Phone, internet, TV…and gas?
In Australia and a few other locations, some communications carriers have begun to experiment with bundling utility services into their cellular and cable TV packages.
The idea is both simple and radical at the same time. Power and water are commodities delivered through monthly service contracts, just like internet service. The same back-end billing and accounting software can be exploited to handle all of these accounts. In Texas and the U.K., consumers already buy power from retailers.
But when was the last time your basement got flooded by an on-demand movie? Or that neighborhoods had to be cordoned off because of spotty cell phone coverage? In a pinch, you can live without modern communications. Life without the utility infrastructure would be like a page out of Little House on the Prairie.
The general public perception of utilities is that they are staid, almost immobile, organizations that act more like government agencies than businesses. The power and water business, however, is currently undergoing perhaps the largest transformation it has seen since the dawn of utility commissions.
Consumers and corporations have begun to install solar panels and fuel cells that effectively let them ease off the grid. Native American tribes, real estate investment trusts and others sell power generated from real estate -- desert acreage, industrial rooftops, landfills -- that once had little market value. Soon, microgrids could lead to autonomous communities. Power to charge your electric car will come from a parking lot.

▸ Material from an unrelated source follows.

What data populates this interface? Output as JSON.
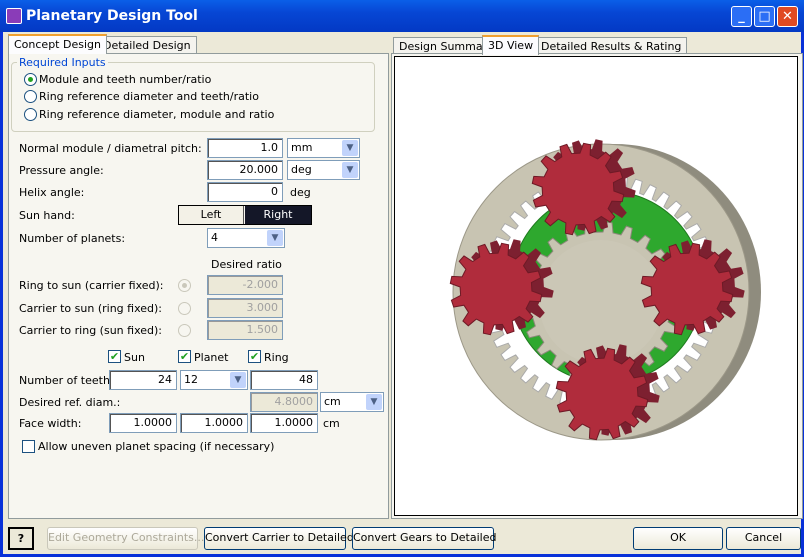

Meanwhile, smart grid technologies have paved the way for companies like EnerNoc and Silver Spring Networks to act as trusted power intermediaries. For utilities, these companies monitor peak power and stave off the need for expensive capital upgrades. At the other end of the wire, they can unobtrusively turn down air conditioners and lights to lower their utility bills while turning a profit for themselves. It truly is one of those rare less-is-more scenarios.
Telecommunications carriers and large web companies don’t offer gas or water in the States yet, but don’t be surprised if some of them soon don’t start offering to slash your power bills by $25 a month with an internet-enabled thermostat you can lease for only $5. Is the utility the company that generates power, or the one that helps you control it?
The regional monopoly model worked well when power was cheap and plentiful and computers were things in a glass room only scientists got to touch. But now power is the valuable commodity, while communication is cheap.
But what about safety? And comprehensive coverage in a region? Cable companies aren’t required to provide hook-ups to everyone, or even to provide decent programming. People like to complain about their local utility -- until there’s a blackout.
Change is coming, make no mistake. The question now is what combination of technologies and responsibilities, business models and regulatory requirements will keep the lights on.
Read more on this topic in a joint effort by General Electric Ecomagination and Greentech Media, and join in on the conversation here.